Input data Block Start

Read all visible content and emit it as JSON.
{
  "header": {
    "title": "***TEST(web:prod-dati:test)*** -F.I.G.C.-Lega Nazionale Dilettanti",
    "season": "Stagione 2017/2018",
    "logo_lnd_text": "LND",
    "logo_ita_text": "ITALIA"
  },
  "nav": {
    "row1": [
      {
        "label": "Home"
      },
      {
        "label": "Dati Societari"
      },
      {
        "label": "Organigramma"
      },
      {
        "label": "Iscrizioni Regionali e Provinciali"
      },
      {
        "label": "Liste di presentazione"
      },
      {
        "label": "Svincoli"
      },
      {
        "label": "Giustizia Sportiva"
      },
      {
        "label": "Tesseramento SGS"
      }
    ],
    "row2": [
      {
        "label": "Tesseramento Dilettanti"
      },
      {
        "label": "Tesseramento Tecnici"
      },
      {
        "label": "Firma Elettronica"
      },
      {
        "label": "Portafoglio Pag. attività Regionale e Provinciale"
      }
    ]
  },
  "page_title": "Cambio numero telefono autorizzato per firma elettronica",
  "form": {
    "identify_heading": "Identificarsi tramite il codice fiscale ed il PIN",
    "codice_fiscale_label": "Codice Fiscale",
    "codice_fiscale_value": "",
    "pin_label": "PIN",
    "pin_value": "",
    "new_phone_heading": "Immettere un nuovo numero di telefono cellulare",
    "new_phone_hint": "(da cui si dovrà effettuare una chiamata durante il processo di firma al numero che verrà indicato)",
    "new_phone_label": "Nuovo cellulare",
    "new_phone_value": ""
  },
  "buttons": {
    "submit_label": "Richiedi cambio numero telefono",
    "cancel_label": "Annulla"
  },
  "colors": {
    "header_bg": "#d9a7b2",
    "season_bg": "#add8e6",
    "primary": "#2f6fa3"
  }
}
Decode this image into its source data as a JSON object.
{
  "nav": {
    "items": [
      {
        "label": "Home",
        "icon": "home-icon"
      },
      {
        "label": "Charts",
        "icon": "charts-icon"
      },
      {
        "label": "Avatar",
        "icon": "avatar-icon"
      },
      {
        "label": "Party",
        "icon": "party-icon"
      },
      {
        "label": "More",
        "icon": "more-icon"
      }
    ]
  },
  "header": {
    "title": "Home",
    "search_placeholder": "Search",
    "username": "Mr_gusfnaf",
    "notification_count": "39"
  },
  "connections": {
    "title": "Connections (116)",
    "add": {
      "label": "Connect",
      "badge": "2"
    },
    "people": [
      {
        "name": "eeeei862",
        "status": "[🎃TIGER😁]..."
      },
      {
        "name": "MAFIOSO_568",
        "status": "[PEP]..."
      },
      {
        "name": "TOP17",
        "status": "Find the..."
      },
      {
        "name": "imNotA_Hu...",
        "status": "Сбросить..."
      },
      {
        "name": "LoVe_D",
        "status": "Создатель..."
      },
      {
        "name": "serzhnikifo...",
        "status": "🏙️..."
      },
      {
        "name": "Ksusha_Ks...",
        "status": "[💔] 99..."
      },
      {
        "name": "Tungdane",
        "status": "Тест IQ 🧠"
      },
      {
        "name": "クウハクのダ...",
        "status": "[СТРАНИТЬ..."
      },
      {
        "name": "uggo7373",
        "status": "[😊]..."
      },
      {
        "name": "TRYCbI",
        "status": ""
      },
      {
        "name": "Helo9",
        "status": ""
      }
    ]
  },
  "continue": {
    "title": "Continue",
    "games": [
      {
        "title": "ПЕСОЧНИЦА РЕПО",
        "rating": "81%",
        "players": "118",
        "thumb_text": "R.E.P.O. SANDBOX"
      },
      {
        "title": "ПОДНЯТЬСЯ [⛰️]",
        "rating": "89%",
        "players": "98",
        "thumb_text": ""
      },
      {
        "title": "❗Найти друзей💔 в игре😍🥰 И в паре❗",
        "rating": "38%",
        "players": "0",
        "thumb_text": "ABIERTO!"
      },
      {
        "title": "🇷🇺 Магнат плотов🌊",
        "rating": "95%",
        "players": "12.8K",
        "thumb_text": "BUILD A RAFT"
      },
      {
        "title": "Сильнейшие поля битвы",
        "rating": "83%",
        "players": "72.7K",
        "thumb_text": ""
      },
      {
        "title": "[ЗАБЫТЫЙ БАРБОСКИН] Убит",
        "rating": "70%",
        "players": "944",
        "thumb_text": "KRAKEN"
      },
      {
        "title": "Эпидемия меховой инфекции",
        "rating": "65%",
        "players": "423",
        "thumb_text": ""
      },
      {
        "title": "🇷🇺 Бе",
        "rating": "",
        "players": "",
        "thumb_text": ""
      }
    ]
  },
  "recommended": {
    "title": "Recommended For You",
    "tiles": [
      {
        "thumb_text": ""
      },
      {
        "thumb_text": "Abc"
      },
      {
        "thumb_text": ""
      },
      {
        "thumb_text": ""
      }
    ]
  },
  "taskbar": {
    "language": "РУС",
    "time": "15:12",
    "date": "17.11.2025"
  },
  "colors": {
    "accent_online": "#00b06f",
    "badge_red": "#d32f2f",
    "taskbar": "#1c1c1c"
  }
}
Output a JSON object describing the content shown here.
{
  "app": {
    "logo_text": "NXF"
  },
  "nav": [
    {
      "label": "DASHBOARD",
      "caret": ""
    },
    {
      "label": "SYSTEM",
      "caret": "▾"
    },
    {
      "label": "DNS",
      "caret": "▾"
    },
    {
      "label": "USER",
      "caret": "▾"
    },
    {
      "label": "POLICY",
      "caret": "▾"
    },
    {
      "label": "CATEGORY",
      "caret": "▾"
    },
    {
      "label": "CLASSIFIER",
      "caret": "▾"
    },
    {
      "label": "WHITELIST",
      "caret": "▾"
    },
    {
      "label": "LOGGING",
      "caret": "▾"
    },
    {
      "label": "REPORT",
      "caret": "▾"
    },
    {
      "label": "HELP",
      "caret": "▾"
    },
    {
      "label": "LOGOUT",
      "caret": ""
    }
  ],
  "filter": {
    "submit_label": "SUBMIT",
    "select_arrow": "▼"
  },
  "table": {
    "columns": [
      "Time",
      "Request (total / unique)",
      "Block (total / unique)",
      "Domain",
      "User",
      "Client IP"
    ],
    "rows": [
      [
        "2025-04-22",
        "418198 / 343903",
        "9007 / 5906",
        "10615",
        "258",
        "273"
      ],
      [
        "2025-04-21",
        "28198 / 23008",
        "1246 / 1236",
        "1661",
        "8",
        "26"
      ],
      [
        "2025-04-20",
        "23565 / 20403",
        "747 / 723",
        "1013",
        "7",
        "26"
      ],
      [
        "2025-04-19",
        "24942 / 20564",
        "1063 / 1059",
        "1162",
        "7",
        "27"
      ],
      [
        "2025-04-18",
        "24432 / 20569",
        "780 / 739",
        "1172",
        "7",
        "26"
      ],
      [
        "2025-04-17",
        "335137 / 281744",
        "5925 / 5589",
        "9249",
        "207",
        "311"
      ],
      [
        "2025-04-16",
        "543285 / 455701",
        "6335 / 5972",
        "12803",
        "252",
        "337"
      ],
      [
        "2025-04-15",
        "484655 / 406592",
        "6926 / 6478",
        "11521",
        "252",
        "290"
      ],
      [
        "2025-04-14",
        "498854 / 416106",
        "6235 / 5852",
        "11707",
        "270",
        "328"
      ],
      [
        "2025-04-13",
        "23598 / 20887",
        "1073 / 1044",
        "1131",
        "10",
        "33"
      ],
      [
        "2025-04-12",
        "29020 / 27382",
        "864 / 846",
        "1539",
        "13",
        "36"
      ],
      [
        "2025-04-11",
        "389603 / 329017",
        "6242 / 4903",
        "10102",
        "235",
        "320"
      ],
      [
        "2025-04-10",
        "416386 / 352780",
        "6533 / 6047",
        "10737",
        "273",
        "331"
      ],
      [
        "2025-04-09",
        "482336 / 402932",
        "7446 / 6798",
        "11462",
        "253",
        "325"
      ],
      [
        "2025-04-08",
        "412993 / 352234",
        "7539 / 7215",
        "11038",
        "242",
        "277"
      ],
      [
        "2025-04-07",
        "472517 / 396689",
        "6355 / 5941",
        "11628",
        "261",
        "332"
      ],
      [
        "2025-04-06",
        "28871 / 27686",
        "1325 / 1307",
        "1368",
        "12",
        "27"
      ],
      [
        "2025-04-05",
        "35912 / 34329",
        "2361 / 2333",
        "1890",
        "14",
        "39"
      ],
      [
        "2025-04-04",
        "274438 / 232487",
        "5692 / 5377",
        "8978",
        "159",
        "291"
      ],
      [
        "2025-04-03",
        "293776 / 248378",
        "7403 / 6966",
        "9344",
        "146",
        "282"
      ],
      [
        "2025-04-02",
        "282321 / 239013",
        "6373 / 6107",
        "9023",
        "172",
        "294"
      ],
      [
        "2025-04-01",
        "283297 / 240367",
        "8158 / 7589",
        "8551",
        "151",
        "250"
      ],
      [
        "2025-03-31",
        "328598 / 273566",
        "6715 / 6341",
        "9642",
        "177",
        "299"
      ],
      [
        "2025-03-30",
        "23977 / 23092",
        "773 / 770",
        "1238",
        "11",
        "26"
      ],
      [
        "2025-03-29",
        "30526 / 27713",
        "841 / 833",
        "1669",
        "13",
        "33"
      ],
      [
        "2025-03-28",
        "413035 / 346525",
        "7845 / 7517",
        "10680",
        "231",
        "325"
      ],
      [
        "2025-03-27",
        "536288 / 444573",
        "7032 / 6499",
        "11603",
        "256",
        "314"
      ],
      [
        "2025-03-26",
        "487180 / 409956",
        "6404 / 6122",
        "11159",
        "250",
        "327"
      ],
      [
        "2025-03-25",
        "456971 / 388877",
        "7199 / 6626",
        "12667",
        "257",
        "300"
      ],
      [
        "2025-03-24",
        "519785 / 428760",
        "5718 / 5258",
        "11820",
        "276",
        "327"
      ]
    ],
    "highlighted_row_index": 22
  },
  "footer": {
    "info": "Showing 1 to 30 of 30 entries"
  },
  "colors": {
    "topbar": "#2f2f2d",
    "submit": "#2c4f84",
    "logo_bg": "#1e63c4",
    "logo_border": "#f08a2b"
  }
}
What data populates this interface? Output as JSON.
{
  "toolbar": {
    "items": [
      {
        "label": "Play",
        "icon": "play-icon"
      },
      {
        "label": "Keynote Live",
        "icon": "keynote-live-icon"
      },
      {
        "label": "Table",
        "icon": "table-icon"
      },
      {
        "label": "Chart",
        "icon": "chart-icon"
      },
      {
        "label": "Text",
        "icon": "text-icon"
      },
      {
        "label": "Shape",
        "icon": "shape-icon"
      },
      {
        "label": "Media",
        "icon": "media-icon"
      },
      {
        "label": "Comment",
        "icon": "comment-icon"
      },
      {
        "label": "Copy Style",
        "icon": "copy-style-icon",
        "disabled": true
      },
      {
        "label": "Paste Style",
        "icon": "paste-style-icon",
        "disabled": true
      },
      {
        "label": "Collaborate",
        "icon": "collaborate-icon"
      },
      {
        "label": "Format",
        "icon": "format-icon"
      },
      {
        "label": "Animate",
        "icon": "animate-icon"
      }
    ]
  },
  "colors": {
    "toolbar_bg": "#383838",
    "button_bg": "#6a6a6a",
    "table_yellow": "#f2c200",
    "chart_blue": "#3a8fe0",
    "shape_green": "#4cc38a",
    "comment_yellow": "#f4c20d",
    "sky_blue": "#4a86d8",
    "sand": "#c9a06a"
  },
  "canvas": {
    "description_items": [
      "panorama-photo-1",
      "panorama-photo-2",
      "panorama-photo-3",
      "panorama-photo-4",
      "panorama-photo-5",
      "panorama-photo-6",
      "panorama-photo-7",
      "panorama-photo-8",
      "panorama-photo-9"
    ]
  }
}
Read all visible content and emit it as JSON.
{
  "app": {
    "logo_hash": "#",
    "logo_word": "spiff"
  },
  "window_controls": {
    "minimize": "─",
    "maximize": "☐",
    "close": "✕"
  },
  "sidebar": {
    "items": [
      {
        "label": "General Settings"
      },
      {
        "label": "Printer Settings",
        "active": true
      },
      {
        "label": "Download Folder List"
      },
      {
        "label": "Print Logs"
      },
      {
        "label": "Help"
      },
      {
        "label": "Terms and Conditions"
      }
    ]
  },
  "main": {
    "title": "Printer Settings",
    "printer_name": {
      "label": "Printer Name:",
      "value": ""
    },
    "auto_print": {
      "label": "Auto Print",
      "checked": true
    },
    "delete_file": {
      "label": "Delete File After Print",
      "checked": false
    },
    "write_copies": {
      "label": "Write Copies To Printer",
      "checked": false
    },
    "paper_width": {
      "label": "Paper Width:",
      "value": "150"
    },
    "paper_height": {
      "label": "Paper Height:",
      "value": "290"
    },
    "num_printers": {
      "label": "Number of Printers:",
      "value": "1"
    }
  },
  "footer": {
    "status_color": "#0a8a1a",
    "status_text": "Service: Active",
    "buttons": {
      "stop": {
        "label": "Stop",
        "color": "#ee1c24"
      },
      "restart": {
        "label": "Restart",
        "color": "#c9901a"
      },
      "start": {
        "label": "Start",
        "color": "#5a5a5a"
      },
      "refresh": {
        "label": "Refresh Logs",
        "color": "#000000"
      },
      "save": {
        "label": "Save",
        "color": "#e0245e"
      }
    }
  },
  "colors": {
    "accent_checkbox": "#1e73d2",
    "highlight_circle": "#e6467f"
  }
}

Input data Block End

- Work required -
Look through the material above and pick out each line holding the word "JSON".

- Task solution -
Read all visible content and emit it as JSON.
Decode this image into its source data as a JSON object.
Output a JSON object describing the content shown here.
What data populates this interface? Output as JSON.
Read all visible content and emit it as JSON.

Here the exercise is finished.